JingPad as a device comes on the pricey side but it also gives you a high-end gadget. 2K AMOLED display with Gorilla Glass, 8 GB RAM, 256 GB UMCP storage and other stuff you get only in high-end devices. The sound from the speakers is decent.
The magnetic tab cover and the detachable keyboards are also of premium quality. These things matter because you are paying a good amount of money for it.
The JingPad with the Pencil (stylus) and the keyboard costs $899. It comes with free international shipping and 1-year warranty. In many countries, there will also be additional custom duty levied on top of this price.
That seems like a lot of money, right? If you compare it to the price of iPad Air with same specifications (256 GB storage, WiFi+Cellular), keyboard and Pencil, the Apple device price reaches $1300 in the USA.
It is natural to compare JingPad with PineTab, another ARM-based Linux tablet. But PineTab is not a high-end gadget. It has modest specification and geared towards DIY tinkerers. JingPad, on the other hand, targets regular users, not just the DIY geeks.
Altogether, JingPad is aiming to give you a true Linux tablet but in the premium range. You get what you are paying for. A premium device for a premium pricing, with the freedom to run Linux on it.
But at this stage, JingOS has a lot of pending work to make JingPad a consumer level Linux tablet. You should wait for the final device unless you really want your hands on it right away.
I plan to make a video review of the device where you can see it in action. I am not very good at doing video reviews, so this will take some time.
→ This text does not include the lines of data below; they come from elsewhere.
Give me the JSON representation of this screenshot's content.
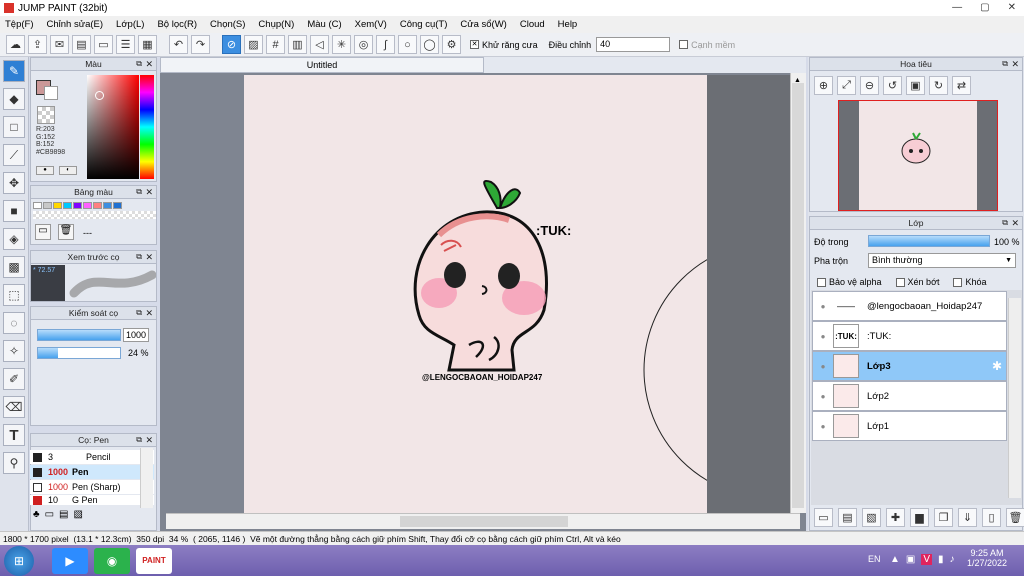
{
  "window": {
    "title": "JUMP PAINT (32bit)"
  },
  "menu": [
    "Tệp(F)",
    "Chỉnh sửa(E)",
    "Lớp(L)",
    "Bộ lọc(R)",
    "Chọn(S)",
    "Chụp(N)",
    "Màu (C)",
    "Xem(V)",
    "Công cụ(T)",
    "Cửa sổ(W)",
    "Cloud",
    "Help"
  ],
  "toolbar": {
    "antialias_label": "Khử răng cưa",
    "adjust_label": "Điều chỉnh",
    "adjust_value": "40",
    "edge_label": "Cạnh mềm"
  },
  "color_panel": {
    "title": "Màu",
    "r": "R:203",
    "g": "G:152",
    "b": "B:152",
    "hex": "#CB9898",
    "current": "#CB9898"
  },
  "palette_panel": {
    "title": "Bảng màu",
    "swatches": [
      "#ffffff",
      "#c8c8c8",
      "#ffd700",
      "#00c8ff",
      "#8000ff",
      "#ff60ff",
      "#ff8080",
      "#3c8ee0",
      "#2070d0"
    ],
    "more_label": "---"
  },
  "preview_panel": {
    "title": "Xem trước cọ",
    "value": "* 72.57"
  },
  "brush_control": {
    "title": "Kiểm soát cọ",
    "size": "1000",
    "opacity": "24 %",
    "opacity_value": 24,
    "size_fill": 100
  },
  "brush_list": {
    "title": "Cọ: Pen",
    "items": [
      {
        "size": "3",
        "name": "Pencil"
      },
      {
        "size": "1000",
        "name": "Pen"
      },
      {
        "size": "1000",
        "name": "Pen (Sharp)"
      },
      {
        "size": "10",
        "name": "G Pen"
      }
    ]
  },
  "document_tab": "Untitled",
  "artwork": {
    "tag_text": ":TUK:",
    "signature": "@LENGOCBAOAN_HOIDAP247"
  },
  "navigator": {
    "title": "Hoa tiêu"
  },
  "layers_panel": {
    "title": "Lớp",
    "opacity_label": "Độ trong",
    "opacity_value": "100 %",
    "blend_label": "Pha trộn",
    "blend_value": "Bình thường",
    "protect_alpha": "Bảo vệ alpha",
    "clip": "Xén bớt",
    "lock": "Khóa",
    "layers": [
      {
        "name": "@lengocbaoan_Hoidap247",
        "thumb": "——"
      },
      {
        "name": ":TUK:",
        "thumb": ":TUK:"
      },
      {
        "name": "Lớp3",
        "thumb": ""
      },
      {
        "name": "Lớp2",
        "thumb": ""
      },
      {
        "name": "Lớp1",
        "thumb": ""
      }
    ]
  },
  "status": {
    "size": "1800 * 1700 pixel",
    "cm": "(13.1 * 12.3cm)",
    "dpi": "350 dpi",
    "zoom": "34 %",
    "coords": "( 2065, 1146 )",
    "hint": "Vẽ một đường thẳng bằng cách giữ phím Shift, Thay đổi cỡ cọ bằng cách giữ phím Ctrl, Alt và kéo"
  },
  "taskbar": {
    "lang": "EN",
    "time": "9:25 AM",
    "date": "1/27/2022"
  }
}
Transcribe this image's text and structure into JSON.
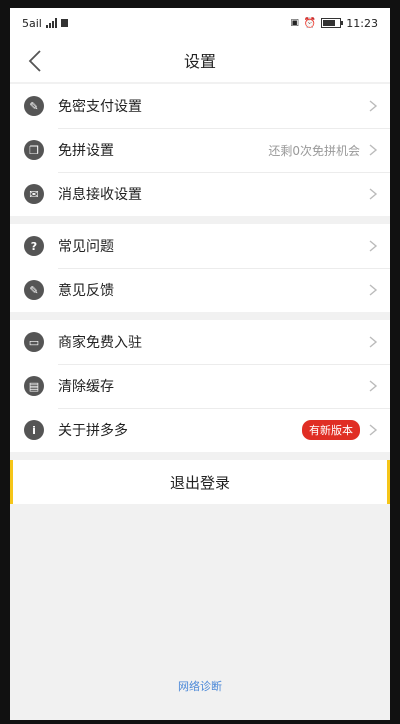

You may leave your comments on what you would like to see in the video review and I’ll try to cover it.